Sure, and a member of Congress would do well to consider foreign materials. But to bring them into a judicial opinion is to misconceive the judicial role, which is why that debate was, as I came to realize, very much pregnant. Justice Breyer was (and is) wrong about foreign law because he didn't (and doesn't) understand the proper lawsaying role of a judge.

robother said...

As Left Bank of the Charles says,
"New York values."

What I most missed about moving to Flyover Country from New York City was the way lawyers could passionately disagree on political/Constitutional issues and still remain friends. (Admittedly, I have no idea if that's changed since 1975,)

David McMillan said...

Do we not have an honored tradition in this country of taking from the best of what other countries have to offer and discarding the worst?

Only if you think the courts are there to create law. Scalia very clearly pointed out in the video that was linked that Breyer was an activist judge.

Jason said...

Well, to an extent, we shouldn't give a rat's ass about what eurotrash thinks about this or that legal issue.

But we imported a lot of incredibly central ideas from abroad: Natural rights theory, the enlightenment, John Locke, John Stuart Mill, Freeborn John, King John being forced to sign the Magna Carta (what is it with all the "Johns?") English common law, it goes on.

But this doesn't mean you have to continue to import ideas, though. We have an incredibly rich intellectual history of jurisprudence, with lots of very well thought-out precedent. Stare decisis has a lot of value. If you start importing other country's ideas into our own legal tradition, you undermine precedent, you chip away at the foundations of legal stability and predictability, and you run the risk of introducing a virus.

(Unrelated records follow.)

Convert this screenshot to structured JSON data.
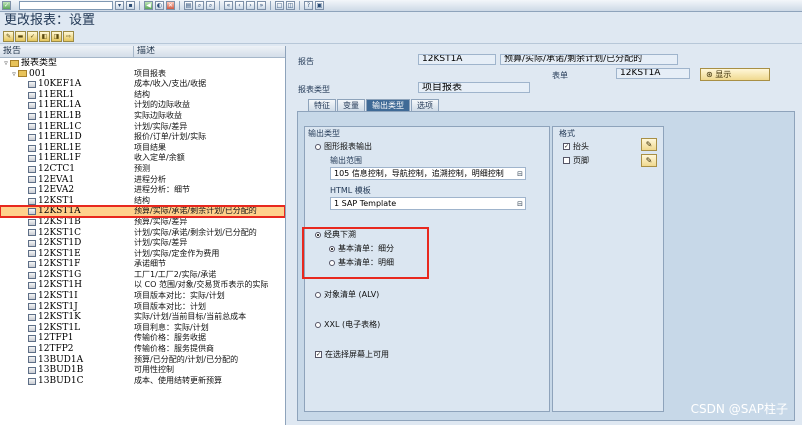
{
  "system_toolbar": {
    "icons": [
      "enter-icon",
      "save-icon",
      "back-icon",
      "exit-icon",
      "cancel-icon",
      "print-icon",
      "find-icon",
      "find-next-icon",
      "first-page-icon",
      "prev-page-icon",
      "next-page-icon",
      "last-page-icon",
      "create-session-icon",
      "shortcut-icon",
      "help-icon",
      "customize-icon"
    ]
  },
  "title": "更改报表：设置",
  "tree": {
    "header_col1": "报告",
    "header_col2": "描述",
    "rows": [
      {
        "id": "报表类型",
        "desc": "",
        "kind": "folder",
        "expanded": true,
        "indent": 1
      },
      {
        "id": "001",
        "desc": "项目报表",
        "kind": "folder",
        "expanded": true,
        "indent": 2
      },
      {
        "id": "10KEF1A",
        "desc": "成本/收入/支出/收据",
        "indent": 3
      },
      {
        "id": "11ERL1",
        "desc": "结构",
        "indent": 3
      },
      {
        "id": "11ERL1A",
        "desc": "计划的边际收益",
        "indent": 3
      },
      {
        "id": "11ERL1B",
        "desc": "实际边际收益",
        "indent": 3
      },
      {
        "id": "11ERL1C",
        "desc": "计划/实际/差异",
        "indent": 3
      },
      {
        "id": "11ERL1D",
        "desc": "报价/订单/计划/实际",
        "indent": 3
      },
      {
        "id": "11ERL1E",
        "desc": "项目结果",
        "indent": 3
      },
      {
        "id": "11ERL1F",
        "desc": "收入定单/余额",
        "indent": 3
      },
      {
        "id": "12CTC1",
        "desc": "预测",
        "indent": 3
      },
      {
        "id": "12EVA1",
        "desc": "进程分析",
        "indent": 3
      },
      {
        "id": "12EVA2",
        "desc": "进程分析：细节",
        "indent": 3
      },
      {
        "id": "12KST1",
        "desc": "结构",
        "indent": 3
      },
      {
        "id": "12KST1A",
        "desc": "预算/实际/承诺/剩余计划/已分配的",
        "indent": 3,
        "selected": true
      },
      {
        "id": "12KST1B",
        "desc": "预算/实际/差异",
        "indent": 3
      },
      {
        "id": "12KST1C",
        "desc": "计划/实际/承诺/剩余计划/已分配的",
        "indent": 3
      },
      {
        "id": "12KST1D",
        "desc": "计划/实际/差异",
        "indent": 3
      },
      {
        "id": "12KST1E",
        "desc": "计划/实际/定金作为费用",
        "indent": 3
      },
      {
        "id": "12KST1F",
        "desc": "承诺细节",
        "indent": 3
      },
      {
        "id": "12KST1G",
        "desc": "工厂1/工厂2/实际/承诺",
        "indent": 3
      },
      {
        "id": "12KST1H",
        "desc": "以 CO 范围/对象/交易货币表示的实际",
        "indent": 3
      },
      {
        "id": "12KST1I",
        "desc": "项目版本对比：实际/计划",
        "indent": 3
      },
      {
        "id": "12KST1J",
        "desc": "项目版本对比：计划",
        "indent": 3
      },
      {
        "id": "12KST1K",
        "desc": "实际/计划/当前目标/当前总成本",
        "indent": 3
      },
      {
        "id": "12KST1L",
        "desc": "项目利息：实际/计划",
        "indent": 3
      },
      {
        "id": "12TFP1",
        "desc": "传输价格：服务收据",
        "indent": 3
      },
      {
        "id": "12TFP2",
        "desc": "传输价格：服务提供商",
        "indent": 3
      },
      {
        "id": "13BUD1A",
        "desc": "预算/已分配的/计划/已分配的",
        "indent": 3
      },
      {
        "id": "13BUD1B",
        "desc": "可用性控制",
        "indent": 3
      },
      {
        "id": "13BUD1C",
        "desc": "成本、使用结转更新预算",
        "indent": 3
      }
    ]
  },
  "header_fields": {
    "report_label": "报告",
    "report_value": "12KST1A",
    "report_desc": "预算/实际/承诺/剩余计划/已分配的",
    "form_label": "表单",
    "form_value": "12KST1A",
    "display_button": "显示",
    "report_type_label": "报表类型",
    "report_type_value": "项目报表"
  },
  "tabs": [
    {
      "label": "特征",
      "active": false
    },
    {
      "label": "变量",
      "active": false
    },
    {
      "label": "输出类型",
      "active": true
    },
    {
      "label": "选项",
      "active": false
    }
  ],
  "output_type": {
    "group_title": "输出类型",
    "graphical_label": "图形报表输出",
    "output_scope_label": "输出范围",
    "output_scope_value": "105 信息控制，导航控制，追溯控制，明细控制",
    "html_template_label": "HTML 模板",
    "html_template_value": "1 SAP Template",
    "classic_drilldown": "经典下溯",
    "basic_list_breakdown": "基本清单：细分",
    "basic_list_detail": "基本清单：明细",
    "object_list": "对象清单 (ALV)",
    "xxl": "XXL (电子表格)",
    "fullscreen": "在选择屏幕上可用",
    "selected": "classic_drilldown",
    "sub_selected": "breakdown",
    "fullscreen_checked": true
  },
  "format": {
    "group_title": "格式",
    "header_label": "抬头",
    "header_checked": true,
    "footer_label": "页脚",
    "footer_checked": false
  },
  "watermark": "CSDN @SAP柱子",
  "colors": {
    "highlight_border": "#e8281e",
    "selection_fill": "#ffd18c",
    "active_tab": "#3f6a96"
  }
}
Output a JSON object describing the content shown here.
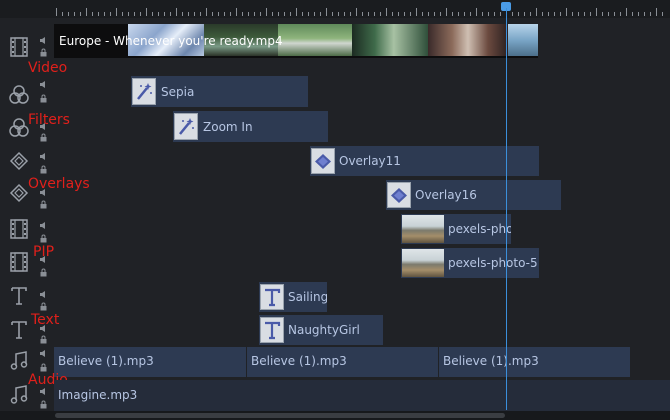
{
  "tracks": {
    "video": {
      "category": "Video",
      "clip": "Europe - Whenever you're ready.mp4"
    },
    "filters": {
      "category": "Filters",
      "clips": [
        "Sepia",
        "Zoom In"
      ]
    },
    "overlays": {
      "category": "Overlays",
      "clips": [
        "Overlay11",
        "Overlay16"
      ]
    },
    "pip": {
      "category": "PIP",
      "clips": [
        "pexels-pho",
        "pexels-photo-5"
      ]
    },
    "text": {
      "category": "Text",
      "clips": [
        "Sailing",
        "NaughtyGirl"
      ]
    },
    "audio": {
      "category": "Audio",
      "clips": [
        "Believe (1).mp3",
        "Believe (1).mp3",
        "Believe (1).mp3",
        "Imagine.mp3"
      ]
    }
  },
  "icons": {
    "video_track": "film-icon",
    "filters_track": "filter-icon",
    "overlays_track": "overlay-icon",
    "pip_track": "film-icon",
    "text_track": "text-icon",
    "audio_track": "music-note-icon",
    "speaker": "speaker-icon",
    "lock": "lock-icon",
    "filter_clip": "magic-wand-icon",
    "overlay_clip": "diamond-icon",
    "text_clip": "letter-t-icon"
  },
  "colors": {
    "background": "#1d1f22",
    "clip": "#2d3a52",
    "clip_text": "#b7c6e3",
    "category_label": "#e0201b",
    "playhead": "#3b8fdb"
  }
}
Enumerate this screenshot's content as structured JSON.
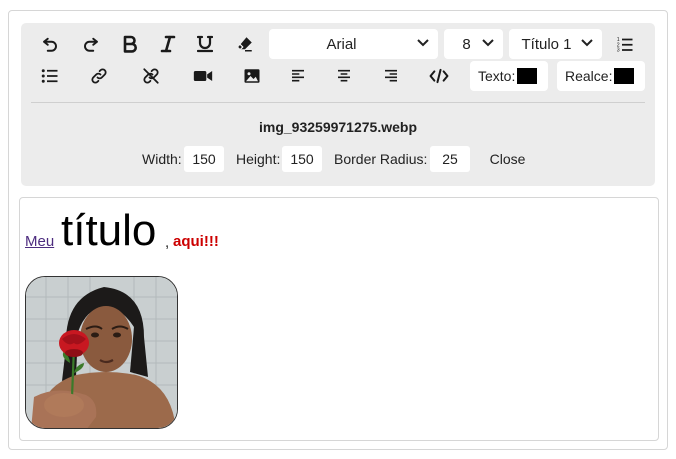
{
  "toolbar": {
    "font_family": "Arial",
    "font_size": "8",
    "block_format": "Título 1",
    "text_color_label": "Texto:",
    "highlight_label": "Realce:",
    "text_color": "#000000",
    "highlight_color": "#000000"
  },
  "image_panel": {
    "filename": "img_93259971275.webp",
    "width_label": "Width:",
    "width_value": "150",
    "height_label": "Height:",
    "height_value": "150",
    "radius_label": "Border Radius:",
    "radius_value": "25",
    "close_label": "Close"
  },
  "editor": {
    "link_text": "Meu ",
    "heading_text": "título",
    "separator_text": ",",
    "emphasis_text": "aqui!!!"
  },
  "colors": {
    "toolbar_bg": "#ececec",
    "link": "#4d2c7f",
    "emphasis": "#cc0000"
  }
}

It's like introducing a new organism into a carefully balanced ecosystem... the new organism can do a ton of damage, and stupid people (inevitably liberals) will run with the idea to cause the maximum damage possible.